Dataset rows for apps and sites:
★ ★ ★ ★

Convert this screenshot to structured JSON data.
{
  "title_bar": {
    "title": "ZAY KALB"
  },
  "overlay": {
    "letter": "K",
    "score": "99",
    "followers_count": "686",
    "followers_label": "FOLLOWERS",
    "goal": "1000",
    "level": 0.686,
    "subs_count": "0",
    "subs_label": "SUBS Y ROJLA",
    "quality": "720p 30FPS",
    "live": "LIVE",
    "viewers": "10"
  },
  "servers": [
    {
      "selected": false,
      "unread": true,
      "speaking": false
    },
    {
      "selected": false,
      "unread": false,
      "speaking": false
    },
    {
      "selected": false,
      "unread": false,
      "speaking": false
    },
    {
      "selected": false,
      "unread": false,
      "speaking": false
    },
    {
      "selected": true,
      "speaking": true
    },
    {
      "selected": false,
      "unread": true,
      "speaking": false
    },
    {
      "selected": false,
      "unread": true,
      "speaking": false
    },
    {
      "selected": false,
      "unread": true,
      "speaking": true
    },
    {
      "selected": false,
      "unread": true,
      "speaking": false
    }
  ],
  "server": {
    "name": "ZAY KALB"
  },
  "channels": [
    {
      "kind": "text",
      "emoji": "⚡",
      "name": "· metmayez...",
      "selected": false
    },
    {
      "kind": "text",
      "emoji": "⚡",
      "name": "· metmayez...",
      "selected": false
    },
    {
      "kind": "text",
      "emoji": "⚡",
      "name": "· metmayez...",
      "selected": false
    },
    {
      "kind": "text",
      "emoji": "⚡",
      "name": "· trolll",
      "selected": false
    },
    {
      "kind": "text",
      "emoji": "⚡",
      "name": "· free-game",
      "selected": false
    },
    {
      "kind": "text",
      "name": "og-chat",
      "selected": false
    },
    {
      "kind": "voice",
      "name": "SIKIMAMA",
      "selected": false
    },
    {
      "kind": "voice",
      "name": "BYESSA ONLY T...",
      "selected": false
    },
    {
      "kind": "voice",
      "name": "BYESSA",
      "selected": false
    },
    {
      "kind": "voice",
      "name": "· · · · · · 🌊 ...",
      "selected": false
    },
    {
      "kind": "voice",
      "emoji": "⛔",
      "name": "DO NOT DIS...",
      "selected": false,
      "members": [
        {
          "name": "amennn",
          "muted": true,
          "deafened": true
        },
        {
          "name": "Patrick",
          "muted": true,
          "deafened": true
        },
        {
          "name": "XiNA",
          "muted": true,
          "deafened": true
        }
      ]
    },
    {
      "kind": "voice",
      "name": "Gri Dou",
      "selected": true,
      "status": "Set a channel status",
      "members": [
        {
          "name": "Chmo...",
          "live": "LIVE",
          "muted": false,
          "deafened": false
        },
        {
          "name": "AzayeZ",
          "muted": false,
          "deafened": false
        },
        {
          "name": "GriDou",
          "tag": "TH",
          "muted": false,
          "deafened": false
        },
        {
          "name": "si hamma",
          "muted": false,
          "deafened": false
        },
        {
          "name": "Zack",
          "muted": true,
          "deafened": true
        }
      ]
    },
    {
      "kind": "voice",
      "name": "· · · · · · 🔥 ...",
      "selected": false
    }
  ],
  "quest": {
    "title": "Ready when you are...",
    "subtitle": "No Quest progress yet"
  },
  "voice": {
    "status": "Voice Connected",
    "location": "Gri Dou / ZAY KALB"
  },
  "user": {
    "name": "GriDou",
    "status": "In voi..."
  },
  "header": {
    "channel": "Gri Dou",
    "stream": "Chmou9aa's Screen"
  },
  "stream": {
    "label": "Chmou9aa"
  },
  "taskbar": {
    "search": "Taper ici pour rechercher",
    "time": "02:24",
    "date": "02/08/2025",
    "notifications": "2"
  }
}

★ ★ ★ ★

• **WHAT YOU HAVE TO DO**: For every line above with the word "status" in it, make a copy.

• **SOLUTION**:
      "status": "Set a channel status",
    "status": "Voice Connected",
    "status": "In voi..."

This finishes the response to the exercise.